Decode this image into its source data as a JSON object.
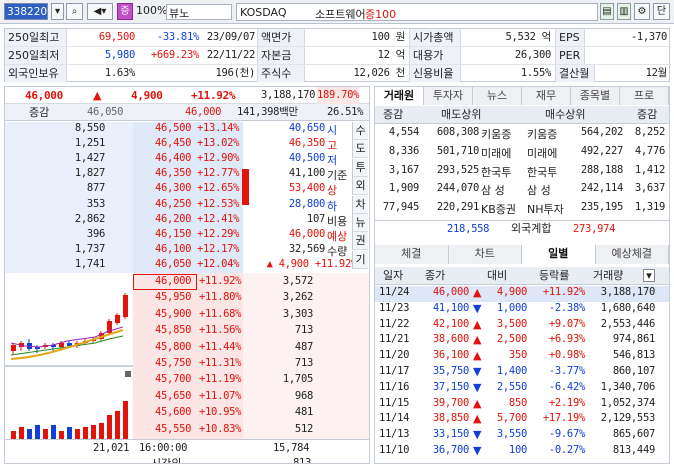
{
  "toolbar": {
    "code": "338220",
    "mode": "증",
    "zoom": "100%",
    "name": "뷰노",
    "market": "KOSDAQ",
    "sector": "소프트웨어",
    "margin": "증100",
    "btn_dan": "단"
  },
  "info": {
    "r1": [
      {
        "l": "250일최고",
        "v1": "69,500",
        "v2": "-33.81%",
        "v3": "23/09/07"
      },
      {
        "l": "액면가",
        "v": "100 원"
      },
      {
        "l": "시가총액",
        "v": "5,532 억"
      },
      {
        "l": "EPS",
        "v": "-1,370"
      }
    ],
    "r2": [
      {
        "l": "250일최저",
        "v1": "5,980",
        "v2": "+669.23%",
        "v3": "22/11/22"
      },
      {
        "l": "자본금",
        "v": "12 억"
      },
      {
        "l": "대용가",
        "v": "26,300"
      },
      {
        "l": "PER",
        "v": ""
      }
    ],
    "r3": [
      {
        "l": "외국인보유",
        "v1": "1.63%",
        "v3": "196(천)"
      },
      {
        "l": "주식수",
        "v": "12,026 천"
      },
      {
        "l": "신용비율",
        "v": "1.55%"
      },
      {
        "l": "결산월",
        "v": "12월"
      }
    ]
  },
  "price": {
    "cur": "46,000",
    "arrow": "▲",
    "chg": "4,900",
    "pct": "+11.92%",
    "vol": "3,188,170",
    "volpct": "189.70%",
    "lbl_inc": "증감",
    "v1": "46,050",
    "v2": "46,000",
    "amt": "141,398백만",
    "turn": "26.51%"
  },
  "asks": [
    {
      "q": "8,550",
      "p": "46,500",
      "r": "+13.14%"
    },
    {
      "q": "1,251",
      "p": "46,450",
      "r": "+13.02%"
    },
    {
      "q": "1,427",
      "p": "46,400",
      "r": "+12.90%"
    },
    {
      "q": "1,827",
      "p": "46,350",
      "r": "+12.77%"
    },
    {
      "q": "877",
      "p": "46,300",
      "r": "+12.65%"
    },
    {
      "q": "353",
      "p": "46,250",
      "r": "+12.53%"
    },
    {
      "q": "2,862",
      "p": "46,200",
      "r": "+12.41%"
    },
    {
      "q": "396",
      "p": "46,150",
      "r": "+12.29%"
    },
    {
      "q": "1,737",
      "p": "46,100",
      "r": "+12.17%"
    },
    {
      "q": "1,741",
      "p": "46,050",
      "r": "+12.04%"
    }
  ],
  "bids": [
    {
      "p": "46,000",
      "r": "+11.92%",
      "q": "3,572"
    },
    {
      "p": "45,950",
      "r": "+11.80%",
      "q": "3,262"
    },
    {
      "p": "45,900",
      "r": "+11.68%",
      "q": "3,303"
    },
    {
      "p": "45,850",
      "r": "+11.56%",
      "q": "713"
    },
    {
      "p": "45,800",
      "r": "+11.44%",
      "q": "487"
    },
    {
      "p": "45,750",
      "r": "+11.31%",
      "q": "713"
    },
    {
      "p": "45,700",
      "r": "+11.19%",
      "q": "1,705"
    },
    {
      "p": "45,650",
      "r": "+11.07%",
      "q": "968"
    },
    {
      "p": "45,600",
      "r": "+10.95%",
      "q": "481"
    },
    {
      "p": "45,550",
      "r": "+10.83%",
      "q": "512"
    }
  ],
  "stats": [
    {
      "v": "40,650",
      "c": "blue",
      "k": "시"
    },
    {
      "v": "46,350",
      "c": "red",
      "k": "고"
    },
    {
      "v": "40,500",
      "c": "blue",
      "k": "저"
    },
    {
      "v": "41,100",
      "c": "",
      "k": "기준"
    },
    {
      "v": "53,400",
      "c": "red",
      "k": "상"
    },
    {
      "v": "28,800",
      "c": "blue",
      "k": "하"
    },
    {
      "v": "107",
      "c": "",
      "k": "비용"
    },
    {
      "v": "46,000",
      "c": "red",
      "k": "예상"
    },
    {
      "v": "32,569",
      "c": "",
      "k": "수량"
    },
    {
      "v": "▲ 4,900 +11.92%",
      "c": "red",
      "k": ""
    }
  ],
  "vtabs": [
    "수",
    "도",
    "투",
    "외",
    "차",
    "뉴",
    "권",
    "기"
  ],
  "footer": {
    "ask_total": "21,021",
    "time": "16:00:00",
    "bid_total": "15,784",
    "time_lbl": "시간외",
    "after": "813"
  },
  "right_tabs": [
    "거래원",
    "투자자",
    "뉴스",
    "재무",
    "종목별",
    "프로"
  ],
  "broker_head": {
    "inc": "증감",
    "sell": "매도상위",
    "buy": "매수상위",
    "inc2": "증감"
  },
  "brokers": [
    {
      "a": "4,554",
      "b": "608,308",
      "n": "키움증",
      "n2": "키움증",
      "c": "564,202",
      "d": "8,252"
    },
    {
      "a": "8,336",
      "b": "501,710",
      "n": "미래에",
      "n2": "미래에",
      "c": "492,227",
      "d": "4,776"
    },
    {
      "a": "3,167",
      "b": "293,525",
      "n": "한국투",
      "n2": "한국투",
      "c": "288,188",
      "d": "1,412"
    },
    {
      "a": "1,909",
      "b": "244,070",
      "n": "삼 성",
      "n2": "삼 성",
      "c": "242,114",
      "d": "3,637"
    },
    {
      "a": "77,945",
      "b": "220,291",
      "n": "KB증권",
      "n2": "NH투자",
      "c": "235,195",
      "d": "1,319"
    }
  ],
  "foreign": {
    "sell": "218,558",
    "label": "외국계합",
    "buy": "273,974"
  },
  "lower_tabs": [
    "체결",
    "차트",
    "일별",
    "예상체결"
  ],
  "daily_head": [
    "일자",
    "종가",
    "대비",
    "등락률",
    "거래량"
  ],
  "daily": [
    {
      "d": "11/24",
      "p": "46,000",
      "s": "▲",
      "c": "4,900",
      "r": "+11.92%",
      "v": "3,188,170",
      "up": true
    },
    {
      "d": "11/23",
      "p": "41,100",
      "s": "▼",
      "c": "1,000",
      "r": "-2.38%",
      "v": "1,680,640",
      "up": false
    },
    {
      "d": "11/22",
      "p": "42,100",
      "s": "▲",
      "c": "3,500",
      "r": "+9.07%",
      "v": "2,553,446",
      "up": true
    },
    {
      "d": "11/21",
      "p": "38,600",
      "s": "▲",
      "c": "2,500",
      "r": "+6.93%",
      "v": "974,861",
      "up": true
    },
    {
      "d": "11/20",
      "p": "36,100",
      "s": "▲",
      "c": "350",
      "r": "+0.98%",
      "v": "546,813",
      "up": true
    },
    {
      "d": "11/17",
      "p": "35,750",
      "s": "▼",
      "c": "1,400",
      "r": "-3.77%",
      "v": "860,107",
      "up": false
    },
    {
      "d": "11/16",
      "p": "37,150",
      "s": "▼",
      "c": "2,550",
      "r": "-6.42%",
      "v": "1,340,706",
      "up": false
    },
    {
      "d": "11/15",
      "p": "39,700",
      "s": "▲",
      "c": "850",
      "r": "+2.19%",
      "v": "1,052,374",
      "up": true
    },
    {
      "d": "11/14",
      "p": "38,850",
      "s": "▲",
      "c": "5,700",
      "r": "+17.19%",
      "v": "2,129,553",
      "up": true
    },
    {
      "d": "11/13",
      "p": "33,150",
      "s": "▼",
      "c": "3,550",
      "r": "-9.67%",
      "v": "865,607",
      "up": false
    },
    {
      "d": "11/10",
      "p": "36,700",
      "s": "▼",
      "c": "100",
      "r": "-0.27%",
      "v": "813,449",
      "up": false
    }
  ]
}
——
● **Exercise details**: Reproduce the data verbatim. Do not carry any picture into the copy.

● **Response**:
Decode this image into its source data as a JSON object.
{
  "toolbar": {
    "code": "338220",
    "mode": "증",
    "zoom": "100%",
    "name": "뷰노",
    "market": "KOSDAQ",
    "sector": "소프트웨어",
    "margin": "증100",
    "btn_dan": "단"
  },
  "info": {
    "r1": [
      {
        "l": "250일최고",
        "v1": "69,500",
        "v2": "-33.81%",
        "v3": "23/09/07"
      },
      {
        "l": "액면가",
        "v": "100 원"
      },
      {
        "l": "시가총액",
        "v": "5,532 억"
      },
      {
        "l": "EPS",
        "v": "-1,370"
      }
    ],
    "r2": [
      {
        "l": "250일최저",
        "v1": "5,980",
        "v2": "+669.23%",
        "v3": "22/11/22"
      },
      {
        "l": "자본금",
        "v": "12 억"
      },
      {
        "l": "대용가",
        "v": "26,300"
      },
      {
        "l": "PER",
        "v": ""
      }
    ],
    "r3": [
      {
        "l": "외국인보유",
        "v1": "1.63%",
        "v3": "196(천)"
      },
      {
        "l": "주식수",
        "v": "12,026 천"
      },
      {
        "l": "신용비율",
        "v": "1.55%"
      },
      {
        "l": "결산월",
        "v": "12월"
      }
    ]
  },
  "price": {
    "cur": "46,000",
    "arrow": "▲",
    "chg": "4,900",
    "pct": "+11.92%",
    "vol": "3,188,170",
    "volpct": "189.70%",
    "lbl_inc": "증감",
    "v1": "46,050",
    "v2": "46,000",
    "amt": "141,398백만",
    "turn": "26.51%"
  },
  "asks": [
    {
      "q": "8,550",
      "p": "46,500",
      "r": "+13.14%"
    },
    {
      "q": "1,251",
      "p": "46,450",
      "r": "+13.02%"
    },
    {
      "q": "1,427",
      "p": "46,400",
      "r": "+12.90%"
    },
    {
      "q": "1,827",
      "p": "46,350",
      "r": "+12.77%"
    },
    {
      "q": "877",
      "p": "46,300",
      "r": "+12.65%"
    },
    {
      "q": "353",
      "p": "46,250",
      "r": "+12.53%"
    },
    {
      "q": "2,862",
      "p": "46,200",
      "r": "+12.41%"
    },
    {
      "q": "396",
      "p": "46,150",
      "r": "+12.29%"
    },
    {
      "q": "1,737",
      "p": "46,100",
      "r": "+12.17%"
    },
    {
      "q": "1,741",
      "p": "46,050",
      "r": "+12.04%"
    }
  ],
  "bids": [
    {
      "p": "46,000",
      "r": "+11.92%",
      "q": "3,572"
    },
    {
      "p": "45,950",
      "r": "+11.80%",
      "q": "3,262"
    },
    {
      "p": "45,900",
      "r": "+11.68%",
      "q": "3,303"
    },
    {
      "p": "45,850",
      "r": "+11.56%",
      "q": "713"
    },
    {
      "p": "45,800",
      "r": "+11.44%",
      "q": "487"
    },
    {
      "p": "45,750",
      "r": "+11.31%",
      "q": "713"
    },
    {
      "p": "45,700",
      "r": "+11.19%",
      "q": "1,705"
    },
    {
      "p": "45,650",
      "r": "+11.07%",
      "q": "968"
    },
    {
      "p": "45,600",
      "r": "+10.95%",
      "q": "481"
    },
    {
      "p": "45,550",
      "r": "+10.83%",
      "q": "512"
    }
  ],
  "stats": [
    {
      "v": "40,650",
      "c": "blue",
      "k": "시"
    },
    {
      "v": "46,350",
      "c": "red",
      "k": "고"
    },
    {
      "v": "40,500",
      "c": "blue",
      "k": "저"
    },
    {
      "v": "41,100",
      "c": "",
      "k": "기준"
    },
    {
      "v": "53,400",
      "c": "red",
      "k": "상"
    },
    {
      "v": "28,800",
      "c": "blue",
      "k": "하"
    },
    {
      "v": "107",
      "c": "",
      "k": "비용"
    },
    {
      "v": "46,000",
      "c": "red",
      "k": "예상"
    },
    {
      "v": "32,569",
      "c": "",
      "k": "수량"
    },
    {
      "v": "▲ 4,900 +11.92%",
      "c": "red",
      "k": ""
    }
  ],
  "vtabs": [
    "수",
    "도",
    "투",
    "외",
    "차",
    "뉴",
    "권",
    "기"
  ],
  "footer": {
    "ask_total": "21,021",
    "time": "16:00:00",
    "bid_total": "15,784",
    "time_lbl": "시간외",
    "after": "813"
  },
  "right_tabs": [
    "거래원",
    "투자자",
    "뉴스",
    "재무",
    "종목별",
    "프로"
  ],
  "broker_head": {
    "inc": "증감",
    "sell": "매도상위",
    "buy": "매수상위",
    "inc2": "증감"
  },
  "brokers": [
    {
      "a": "4,554",
      "b": "608,308",
      "n": "키움증",
      "n2": "키움증",
      "c": "564,202",
      "d": "8,252"
    },
    {
      "a": "8,336",
      "b": "501,710",
      "n": "미래에",
      "n2": "미래에",
      "c": "492,227",
      "d": "4,776"
    },
    {
      "a": "3,167",
      "b": "293,525",
      "n": "한국투",
      "n2": "한국투",
      "c": "288,188",
      "d": "1,412"
    },
    {
      "a": "1,909",
      "b": "244,070",
      "n": "삼 성",
      "n2": "삼 성",
      "c": "242,114",
      "d": "3,637"
    },
    {
      "a": "77,945",
      "b": "220,291",
      "n": "KB증권",
      "n2": "NH투자",
      "c": "235,195",
      "d": "1,319"
    }
  ],
  "foreign": {
    "sell": "218,558",
    "label": "외국계합",
    "buy": "273,974"
  },
  "lower_tabs": [
    "체결",
    "차트",
    "일별",
    "예상체결"
  ],
  "daily_head": [
    "일자",
    "종가",
    "대비",
    "등락률",
    "거래량"
  ],
  "daily": [
    {
      "d": "11/24",
      "p": "46,000",
      "s": "▲",
      "c": "4,900",
      "r": "+11.92%",
      "v": "3,188,170",
      "up": true
    },
    {
      "d": "11/23",
      "p": "41,100",
      "s": "▼",
      "c": "1,000",
      "r": "-2.38%",
      "v": "1,680,640",
      "up": false
    },
    {
      "d": "11/22",
      "p": "42,100",
      "s": "▲",
      "c": "3,500",
      "r": "+9.07%",
      "v": "2,553,446",
      "up": true
    },
    {
      "d": "11/21",
      "p": "38,600",
      "s": "▲",
      "c": "2,500",
      "r": "+6.93%",
      "v": "974,861",
      "up": true
    },
    {
      "d": "11/20",
      "p": "36,100",
      "s": "▲",
      "c": "350",
      "r": "+0.98%",
      "v": "546,813",
      "up": true
    },
    {
      "d": "11/17",
      "p": "35,750",
      "s": "▼",
      "c": "1,400",
      "r": "-3.77%",
      "v": "860,107",
      "up": false
    },
    {
      "d": "11/16",
      "p": "37,150",
      "s": "▼",
      "c": "2,550",
      "r": "-6.42%",
      "v": "1,340,706",
      "up": false
    },
    {
      "d": "11/15",
      "p": "39,700",
      "s": "▲",
      "c": "850",
      "r": "+2.19%",
      "v": "1,052,374",
      "up": true
    },
    {
      "d": "11/14",
      "p": "38,850",
      "s": "▲",
      "c": "5,700",
      "r": "+17.19%",
      "v": "2,129,553",
      "up": true
    },
    {
      "d": "11/13",
      "p": "33,150",
      "s": "▼",
      "c": "3,550",
      "r": "-9.67%",
      "v": "865,607",
      "up": false
    },
    {
      "d": "11/10",
      "p": "36,700",
      "s": "▼",
      "c": "100",
      "r": "-0.27%",
      "v": "813,449",
      "up": false
    }
  ]
}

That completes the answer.